Also, some health effects are only seen in animal or cell studies. Take caution when using beta-alanine for its purported health benefits.
Do not take beta-alanine supplements if you have hyper-beta-alaninemia or GABA-transaminase deficiency.
Sources of beta-alanine include [R]:
- Protein-rich food such as meat and fish
- Dietary Supplements
Dosage and timing affect beta-alanine supplementation outcomes. Beta-alanine induced exercise improvements with higher doses (3.2-6.4g/day) taken for at least a month [R].
The International Society of Sports Nutrition (ISSN) recommends 4 to 6 grams/day for at least 4 weeks. They divide the doses or use sustained-release supplements to reduce tingling [R].
A higher dose of 12 grams/day (sustained-release) is also safe and effective [R].
Importantly, in a survey of 167 rugby players and 303 football players who used beta-alanine, most of them did not follow supplement recommendations, which may potentially be unsafe [R].
Beta-alanine vs. L-alanine
L-alanine is the most common form of alpha-alanine, a nonessential amino acid found in the body.

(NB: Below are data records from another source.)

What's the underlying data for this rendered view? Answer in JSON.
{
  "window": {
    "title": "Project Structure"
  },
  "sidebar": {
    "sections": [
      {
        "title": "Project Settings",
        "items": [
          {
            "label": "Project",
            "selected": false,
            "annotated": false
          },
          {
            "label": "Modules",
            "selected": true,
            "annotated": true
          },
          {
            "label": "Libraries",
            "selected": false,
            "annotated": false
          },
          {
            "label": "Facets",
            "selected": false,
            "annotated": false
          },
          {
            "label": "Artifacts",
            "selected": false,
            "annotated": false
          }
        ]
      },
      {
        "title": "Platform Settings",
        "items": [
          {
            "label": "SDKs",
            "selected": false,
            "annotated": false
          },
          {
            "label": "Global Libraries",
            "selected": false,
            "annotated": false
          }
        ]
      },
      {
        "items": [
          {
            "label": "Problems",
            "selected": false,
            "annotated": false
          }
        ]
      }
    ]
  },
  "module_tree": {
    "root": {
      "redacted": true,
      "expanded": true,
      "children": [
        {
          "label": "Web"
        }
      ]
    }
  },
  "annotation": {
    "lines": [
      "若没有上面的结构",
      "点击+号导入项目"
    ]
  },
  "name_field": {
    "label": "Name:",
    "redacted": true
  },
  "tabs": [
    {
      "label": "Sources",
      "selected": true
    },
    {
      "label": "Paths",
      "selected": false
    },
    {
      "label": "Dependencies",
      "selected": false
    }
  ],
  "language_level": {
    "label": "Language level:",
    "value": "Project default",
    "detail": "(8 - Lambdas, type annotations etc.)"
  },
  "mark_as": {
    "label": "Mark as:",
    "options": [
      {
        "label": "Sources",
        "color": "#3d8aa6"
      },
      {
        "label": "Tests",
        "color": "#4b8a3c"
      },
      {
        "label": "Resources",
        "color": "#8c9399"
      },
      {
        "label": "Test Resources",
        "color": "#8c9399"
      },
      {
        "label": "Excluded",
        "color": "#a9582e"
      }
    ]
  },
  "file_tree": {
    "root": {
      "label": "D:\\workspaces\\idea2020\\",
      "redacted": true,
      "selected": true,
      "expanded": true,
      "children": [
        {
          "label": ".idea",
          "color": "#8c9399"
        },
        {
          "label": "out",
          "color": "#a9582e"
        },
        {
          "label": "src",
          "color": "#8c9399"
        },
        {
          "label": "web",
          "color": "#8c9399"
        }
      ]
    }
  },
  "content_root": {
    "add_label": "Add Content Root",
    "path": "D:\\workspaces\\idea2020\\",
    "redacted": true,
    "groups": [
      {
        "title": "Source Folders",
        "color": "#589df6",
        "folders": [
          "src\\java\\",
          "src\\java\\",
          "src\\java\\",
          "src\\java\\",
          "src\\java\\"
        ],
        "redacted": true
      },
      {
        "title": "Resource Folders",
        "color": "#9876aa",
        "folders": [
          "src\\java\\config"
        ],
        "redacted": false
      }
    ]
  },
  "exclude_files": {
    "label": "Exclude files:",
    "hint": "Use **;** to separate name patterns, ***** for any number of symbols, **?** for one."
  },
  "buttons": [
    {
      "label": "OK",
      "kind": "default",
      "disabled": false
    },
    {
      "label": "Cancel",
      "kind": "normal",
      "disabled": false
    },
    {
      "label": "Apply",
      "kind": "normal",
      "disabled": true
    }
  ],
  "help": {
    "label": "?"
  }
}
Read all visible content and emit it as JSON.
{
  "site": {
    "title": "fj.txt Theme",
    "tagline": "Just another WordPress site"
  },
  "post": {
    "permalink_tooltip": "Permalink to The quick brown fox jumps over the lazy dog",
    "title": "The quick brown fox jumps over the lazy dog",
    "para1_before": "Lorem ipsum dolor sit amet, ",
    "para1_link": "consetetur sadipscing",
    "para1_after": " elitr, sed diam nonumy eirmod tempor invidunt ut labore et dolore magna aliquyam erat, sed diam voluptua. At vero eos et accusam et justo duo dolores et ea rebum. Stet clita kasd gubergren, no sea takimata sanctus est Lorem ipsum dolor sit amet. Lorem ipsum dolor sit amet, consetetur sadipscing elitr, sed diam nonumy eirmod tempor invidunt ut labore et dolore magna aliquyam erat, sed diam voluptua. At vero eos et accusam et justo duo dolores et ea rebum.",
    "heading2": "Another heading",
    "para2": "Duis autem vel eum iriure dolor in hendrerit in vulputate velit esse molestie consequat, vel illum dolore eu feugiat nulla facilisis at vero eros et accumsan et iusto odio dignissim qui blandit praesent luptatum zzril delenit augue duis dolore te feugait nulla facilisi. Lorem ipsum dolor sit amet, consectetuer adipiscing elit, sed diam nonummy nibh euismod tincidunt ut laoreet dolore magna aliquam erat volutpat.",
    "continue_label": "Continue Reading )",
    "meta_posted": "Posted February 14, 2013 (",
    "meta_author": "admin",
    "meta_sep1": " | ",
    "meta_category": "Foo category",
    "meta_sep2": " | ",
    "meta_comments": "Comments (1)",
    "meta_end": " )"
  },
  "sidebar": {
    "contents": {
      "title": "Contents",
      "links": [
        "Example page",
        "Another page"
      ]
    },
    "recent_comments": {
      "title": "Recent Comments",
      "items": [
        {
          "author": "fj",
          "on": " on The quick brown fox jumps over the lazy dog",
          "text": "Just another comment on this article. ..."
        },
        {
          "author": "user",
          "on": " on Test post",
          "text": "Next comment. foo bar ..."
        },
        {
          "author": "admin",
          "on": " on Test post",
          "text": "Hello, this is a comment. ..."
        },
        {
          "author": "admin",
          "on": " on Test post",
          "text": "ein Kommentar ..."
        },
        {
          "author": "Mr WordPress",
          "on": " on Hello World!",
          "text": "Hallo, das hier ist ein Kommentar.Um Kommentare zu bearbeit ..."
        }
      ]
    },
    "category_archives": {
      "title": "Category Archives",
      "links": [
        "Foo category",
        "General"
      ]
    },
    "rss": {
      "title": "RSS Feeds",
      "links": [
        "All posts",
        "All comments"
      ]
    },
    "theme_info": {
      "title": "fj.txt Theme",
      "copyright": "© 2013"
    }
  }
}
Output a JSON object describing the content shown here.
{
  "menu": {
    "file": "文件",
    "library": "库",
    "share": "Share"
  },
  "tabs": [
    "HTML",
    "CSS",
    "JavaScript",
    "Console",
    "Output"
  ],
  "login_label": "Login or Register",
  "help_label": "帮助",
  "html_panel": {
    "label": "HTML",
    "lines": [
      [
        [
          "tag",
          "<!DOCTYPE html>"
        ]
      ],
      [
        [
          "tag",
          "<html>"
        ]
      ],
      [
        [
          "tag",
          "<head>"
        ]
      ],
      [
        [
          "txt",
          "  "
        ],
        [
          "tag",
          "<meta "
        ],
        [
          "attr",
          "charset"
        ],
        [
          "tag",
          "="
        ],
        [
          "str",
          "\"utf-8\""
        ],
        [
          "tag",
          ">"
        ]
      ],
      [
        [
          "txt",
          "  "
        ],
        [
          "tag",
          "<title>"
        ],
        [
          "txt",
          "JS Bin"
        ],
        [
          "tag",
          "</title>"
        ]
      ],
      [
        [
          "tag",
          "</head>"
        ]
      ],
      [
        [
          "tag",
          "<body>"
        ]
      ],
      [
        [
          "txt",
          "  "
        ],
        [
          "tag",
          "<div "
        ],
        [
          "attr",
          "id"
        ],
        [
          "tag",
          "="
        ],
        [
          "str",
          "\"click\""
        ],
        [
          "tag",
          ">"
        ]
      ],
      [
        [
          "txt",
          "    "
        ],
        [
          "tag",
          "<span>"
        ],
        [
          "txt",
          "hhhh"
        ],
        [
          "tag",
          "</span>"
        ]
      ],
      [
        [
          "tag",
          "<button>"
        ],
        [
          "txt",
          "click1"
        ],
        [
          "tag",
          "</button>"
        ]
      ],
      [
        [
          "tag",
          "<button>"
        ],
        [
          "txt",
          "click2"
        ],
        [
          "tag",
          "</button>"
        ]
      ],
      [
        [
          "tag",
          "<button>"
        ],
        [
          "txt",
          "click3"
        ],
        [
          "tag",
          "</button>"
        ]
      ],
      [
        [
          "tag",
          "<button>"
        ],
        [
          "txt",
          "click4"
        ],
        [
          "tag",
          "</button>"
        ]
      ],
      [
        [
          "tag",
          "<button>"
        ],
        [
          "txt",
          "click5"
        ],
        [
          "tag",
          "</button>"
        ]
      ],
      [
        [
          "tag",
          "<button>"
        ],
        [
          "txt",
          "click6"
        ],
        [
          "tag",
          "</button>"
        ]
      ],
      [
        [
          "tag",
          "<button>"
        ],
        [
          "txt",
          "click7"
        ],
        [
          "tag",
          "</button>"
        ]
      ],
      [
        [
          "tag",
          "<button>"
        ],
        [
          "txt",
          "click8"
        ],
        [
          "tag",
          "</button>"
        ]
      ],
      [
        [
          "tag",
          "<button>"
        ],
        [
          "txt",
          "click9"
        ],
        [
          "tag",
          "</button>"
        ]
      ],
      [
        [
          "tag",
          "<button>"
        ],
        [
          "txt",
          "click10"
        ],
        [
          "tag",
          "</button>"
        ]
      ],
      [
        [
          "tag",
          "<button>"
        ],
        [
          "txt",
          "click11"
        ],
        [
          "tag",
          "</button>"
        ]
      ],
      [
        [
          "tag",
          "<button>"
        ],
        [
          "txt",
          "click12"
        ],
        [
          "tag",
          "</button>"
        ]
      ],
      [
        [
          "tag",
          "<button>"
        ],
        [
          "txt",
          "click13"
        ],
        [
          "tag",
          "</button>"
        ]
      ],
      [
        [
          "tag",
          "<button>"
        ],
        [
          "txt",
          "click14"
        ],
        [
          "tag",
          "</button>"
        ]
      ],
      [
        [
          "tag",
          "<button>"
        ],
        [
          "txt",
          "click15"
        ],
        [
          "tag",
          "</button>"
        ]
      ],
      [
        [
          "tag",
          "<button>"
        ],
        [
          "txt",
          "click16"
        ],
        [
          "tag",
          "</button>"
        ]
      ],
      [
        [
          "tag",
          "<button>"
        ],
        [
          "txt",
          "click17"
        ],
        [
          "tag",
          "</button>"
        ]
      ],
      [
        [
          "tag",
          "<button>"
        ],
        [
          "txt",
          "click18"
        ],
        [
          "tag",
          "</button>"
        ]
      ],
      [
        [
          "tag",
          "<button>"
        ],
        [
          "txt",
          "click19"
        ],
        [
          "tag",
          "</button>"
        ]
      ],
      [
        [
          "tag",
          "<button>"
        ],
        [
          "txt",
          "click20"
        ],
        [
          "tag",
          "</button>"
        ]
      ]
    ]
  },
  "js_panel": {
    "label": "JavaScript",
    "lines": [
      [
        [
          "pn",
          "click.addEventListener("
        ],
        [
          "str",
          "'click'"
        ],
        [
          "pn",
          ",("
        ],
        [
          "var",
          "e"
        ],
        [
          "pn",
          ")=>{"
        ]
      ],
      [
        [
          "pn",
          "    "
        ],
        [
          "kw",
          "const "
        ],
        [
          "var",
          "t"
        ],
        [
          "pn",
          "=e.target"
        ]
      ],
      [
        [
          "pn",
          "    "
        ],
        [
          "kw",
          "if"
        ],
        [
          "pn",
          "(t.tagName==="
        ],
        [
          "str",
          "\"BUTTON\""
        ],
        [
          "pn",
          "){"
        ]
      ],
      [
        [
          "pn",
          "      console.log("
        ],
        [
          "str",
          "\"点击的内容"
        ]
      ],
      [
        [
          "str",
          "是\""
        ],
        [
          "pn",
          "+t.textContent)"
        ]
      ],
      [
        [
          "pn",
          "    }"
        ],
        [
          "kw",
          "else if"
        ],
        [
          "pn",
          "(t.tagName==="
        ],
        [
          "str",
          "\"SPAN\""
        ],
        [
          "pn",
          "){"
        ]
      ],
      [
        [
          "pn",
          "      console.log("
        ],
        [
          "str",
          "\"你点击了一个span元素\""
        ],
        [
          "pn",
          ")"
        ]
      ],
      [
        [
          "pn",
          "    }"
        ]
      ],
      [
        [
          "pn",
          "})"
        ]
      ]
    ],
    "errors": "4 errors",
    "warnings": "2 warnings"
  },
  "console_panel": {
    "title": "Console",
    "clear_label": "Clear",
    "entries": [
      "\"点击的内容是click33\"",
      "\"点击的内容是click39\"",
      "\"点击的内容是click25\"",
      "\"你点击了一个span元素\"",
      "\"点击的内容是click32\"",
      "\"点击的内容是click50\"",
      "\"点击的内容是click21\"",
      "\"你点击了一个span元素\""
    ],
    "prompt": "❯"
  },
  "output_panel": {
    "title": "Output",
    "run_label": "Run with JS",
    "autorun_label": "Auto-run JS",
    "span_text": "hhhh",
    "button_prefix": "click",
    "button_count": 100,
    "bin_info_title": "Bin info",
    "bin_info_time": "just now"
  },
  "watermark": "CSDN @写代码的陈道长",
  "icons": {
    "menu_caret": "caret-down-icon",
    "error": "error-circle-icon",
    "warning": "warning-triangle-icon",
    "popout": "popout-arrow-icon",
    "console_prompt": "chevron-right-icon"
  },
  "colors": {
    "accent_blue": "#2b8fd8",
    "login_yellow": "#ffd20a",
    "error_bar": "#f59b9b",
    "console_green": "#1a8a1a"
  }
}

Beta-alanine and L-alanine have the same molecular formula (C3H7NO2). L-alanine helps break down sugar and acid and is a source of energy in the body. It also supports the immune system and protein formation [R, R].
Interactions with Other Supplements
1) Beta-alanine and Creatine
In a 10-week study (DB-RCT) of 33 male college football players, combined supplements increased lean body mass and decreased body fat more than creatine supplements alone [R].
2) Beta-alanine and Sodium Bicarbonate
In a 4-week study (DB-RCT) of 37 athletes, combined supplements improved performance, perceived exertion, and the total amount of exercise work done [R].
3) Beta-alanine and Taurine
High concentrations of beta-alanine decreased taurine levels in rats [R].
However, the recommended dose for a beta-alanine supplement is too low to cause taurine depletion [R].
For example, a study (DB-RCT) of 13 males found that 10 weeks of beta-alanine supplementation did not decrease taurine levels [R].
Taurine supplementation offsets depleted taurine caused by beta-alanine. The combined use of beta-alanine and taurine supplements helped mice fight muscle fatigue [R].
A man reported that beta-alanine delayed muscle fatigue and improved his routine. He used it every day and experienced tingling and stomach issues.
A woman said that beta-alanine benefited her middle-aged husband, who was active military. A low dose was sufficient to reduce his fatigue.
Additionally, a middle-aged man said that beta-alanine reduced muscle pain and improved performance. He also experienced hot flashes.